selection = WScript.StdIn.Readline

If IsNumeric(selection) Then
  If Int(selection) <= updates.Count Then
   Set install = us.CreateUpdateInstaller()
   Set patch = updates.Item(selection - 1)
   updates.Clear()
   updates.Add(patch)
   install.Updates = updates
   Set installed = install.Install()

   If installed.ResultCode = 2 Then
    WScript.Echo "Installation Completed." & vbCRLF
   Else
    WScript.Echo "Installation Error! Code: " & installed.ResultCode & vbCRLF
   End If
   If installed.RebootRequired = true Then
    WScript.Echo "You Must Reboot for Patch to Take Effect." & vbCRLF
   End If
  Else
   WScript.Echo "Invalid Selection." & vbCRLF
  End If
Else
  WScript.Echo "No Patches Installed." & vbCRLF
End If
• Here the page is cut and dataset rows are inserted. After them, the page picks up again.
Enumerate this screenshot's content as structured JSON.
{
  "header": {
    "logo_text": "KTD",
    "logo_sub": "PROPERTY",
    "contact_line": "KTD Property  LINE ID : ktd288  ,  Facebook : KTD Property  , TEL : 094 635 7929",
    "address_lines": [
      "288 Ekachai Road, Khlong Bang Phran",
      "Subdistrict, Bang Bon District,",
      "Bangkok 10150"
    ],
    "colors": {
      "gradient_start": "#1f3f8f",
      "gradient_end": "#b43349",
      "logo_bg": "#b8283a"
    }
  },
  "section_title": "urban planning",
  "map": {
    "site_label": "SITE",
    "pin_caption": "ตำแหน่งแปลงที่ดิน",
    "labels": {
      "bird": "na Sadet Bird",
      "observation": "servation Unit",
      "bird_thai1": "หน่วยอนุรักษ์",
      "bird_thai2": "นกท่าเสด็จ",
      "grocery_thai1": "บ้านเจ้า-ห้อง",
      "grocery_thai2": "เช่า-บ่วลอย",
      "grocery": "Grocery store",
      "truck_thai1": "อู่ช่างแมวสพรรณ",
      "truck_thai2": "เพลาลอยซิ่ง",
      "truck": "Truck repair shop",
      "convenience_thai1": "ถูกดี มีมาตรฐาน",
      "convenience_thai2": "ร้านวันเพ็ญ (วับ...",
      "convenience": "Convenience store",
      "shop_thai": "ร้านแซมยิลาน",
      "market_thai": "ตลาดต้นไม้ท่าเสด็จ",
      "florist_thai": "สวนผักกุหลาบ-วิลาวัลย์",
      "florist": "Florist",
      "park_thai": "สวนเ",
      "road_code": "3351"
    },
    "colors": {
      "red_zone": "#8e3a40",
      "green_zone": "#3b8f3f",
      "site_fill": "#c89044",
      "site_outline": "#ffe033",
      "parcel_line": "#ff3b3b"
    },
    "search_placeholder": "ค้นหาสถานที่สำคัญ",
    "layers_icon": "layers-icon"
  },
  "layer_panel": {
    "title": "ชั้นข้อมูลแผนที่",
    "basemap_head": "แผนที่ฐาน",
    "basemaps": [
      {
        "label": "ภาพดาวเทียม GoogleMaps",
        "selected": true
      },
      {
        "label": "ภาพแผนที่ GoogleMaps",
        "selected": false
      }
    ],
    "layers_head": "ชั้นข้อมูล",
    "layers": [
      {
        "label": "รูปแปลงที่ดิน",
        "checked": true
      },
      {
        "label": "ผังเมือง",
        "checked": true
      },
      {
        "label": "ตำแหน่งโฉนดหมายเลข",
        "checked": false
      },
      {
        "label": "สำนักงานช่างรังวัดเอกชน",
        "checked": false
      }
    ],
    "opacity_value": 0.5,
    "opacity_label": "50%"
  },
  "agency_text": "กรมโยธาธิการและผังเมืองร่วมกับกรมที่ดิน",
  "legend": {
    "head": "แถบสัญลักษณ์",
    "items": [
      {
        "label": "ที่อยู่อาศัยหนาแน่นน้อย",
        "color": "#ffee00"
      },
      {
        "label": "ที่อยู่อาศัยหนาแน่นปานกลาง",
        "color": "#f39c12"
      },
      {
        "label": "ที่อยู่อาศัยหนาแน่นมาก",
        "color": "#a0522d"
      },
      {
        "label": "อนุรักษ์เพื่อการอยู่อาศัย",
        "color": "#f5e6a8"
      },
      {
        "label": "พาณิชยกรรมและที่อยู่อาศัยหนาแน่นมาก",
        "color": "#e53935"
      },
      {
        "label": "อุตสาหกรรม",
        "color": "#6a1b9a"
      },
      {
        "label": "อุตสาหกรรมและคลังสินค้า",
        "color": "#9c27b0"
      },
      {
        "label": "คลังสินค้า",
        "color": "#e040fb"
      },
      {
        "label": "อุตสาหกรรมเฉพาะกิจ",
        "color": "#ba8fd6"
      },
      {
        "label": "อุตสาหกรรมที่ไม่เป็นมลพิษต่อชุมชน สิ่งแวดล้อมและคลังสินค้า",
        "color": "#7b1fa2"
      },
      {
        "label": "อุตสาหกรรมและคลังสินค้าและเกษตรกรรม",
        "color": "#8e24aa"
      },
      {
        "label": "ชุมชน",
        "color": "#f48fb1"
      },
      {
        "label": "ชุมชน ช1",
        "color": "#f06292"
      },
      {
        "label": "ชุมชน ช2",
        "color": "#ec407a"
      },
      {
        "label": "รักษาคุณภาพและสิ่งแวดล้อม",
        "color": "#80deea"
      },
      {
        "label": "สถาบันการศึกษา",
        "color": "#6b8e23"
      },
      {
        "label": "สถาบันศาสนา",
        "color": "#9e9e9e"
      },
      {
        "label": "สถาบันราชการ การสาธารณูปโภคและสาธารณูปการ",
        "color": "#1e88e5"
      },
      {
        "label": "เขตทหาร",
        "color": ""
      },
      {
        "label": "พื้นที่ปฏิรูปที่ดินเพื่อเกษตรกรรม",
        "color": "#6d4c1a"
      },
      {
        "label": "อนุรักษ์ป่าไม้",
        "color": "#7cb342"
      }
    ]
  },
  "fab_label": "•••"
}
The Windows Update Agent stores the downloaded patches and software updates so that next time the script is executed, they need not be downloaded again. All available patches and updates that can be downloaded from Windows Update can thus be installed, one at a time, using the script provided in this article.

It has long been a source of frustration for many security admins that you had to use Internet Explorer in order to use Windows Update. With the Windows Update Agent API, this problem has been effectively resolved. You can now selectively install patches from the command line, and fine-tune or automate your policies and procedures for deploying patches from Microsoft.


Jason Coombs is Director of Forensic Services for PivX Solutions Inc. (NASDAQ OTCBB: PIVX), a provider of security solutions, computer forensics, and expert witness services. Reach him at [email protected].



Related Reading


More Insights






Currently we allow the following HTML tags in comments:

Single tags

These tags can be used alone and don't need an ending tag.

<br> Defines a single line break

<hr> Defines a horizontal line

Matching tags

These require an ending tag - e.g. <i>italic text</i>

<a> Defines an anchor

<b> Defines bold text

<big> Defines big text

<blockquote> Defines a long quotation

<caption> Defines a table caption

<cite> Defines a citation

<code> Defines computer code text

<em> Defines emphasized text

<fieldset> Defines a border around elements in a form

<h1> This is heading 1

<h2> This is heading 2

<h3> This is heading 3

<h4> This is heading 4

<h5> This is heading 5

<h6> This is heading 6

<i> Defines italic text

<p> Defines a paragraph

<pre> Defines preformatted text

<q> Defines a short quotation

<samp> Defines sample computer code text

<small> Defines small text

<span> Defines a section in a document

<s> Defines strikethrough text

<strike> Defines strikethrough text

<strong> Defines strong text

<sub> Defines subscripted text

<sup> Defines superscripted text

<u> Defines underlined text

Dr. Dobb's encourages readers to engage in spirited, healthy debate, including taking us to task. However, Dr. Dobb's moderates all comments posted to our site, and reserves the right to modify or remove any content that it determines to be derogatory, offensive, inflammatory, vulgar, irrelevant/off-topic, racist or obvious marketing or spam. Dr. Dobb's further reserves the right to disable the profile of any commenter participating in said activities.

 
Disqus Tips To upload an avatar photo, first complete your Disqus profile. | View the list of supported HTML tags you can use to style comments. | Please read our commenting policy.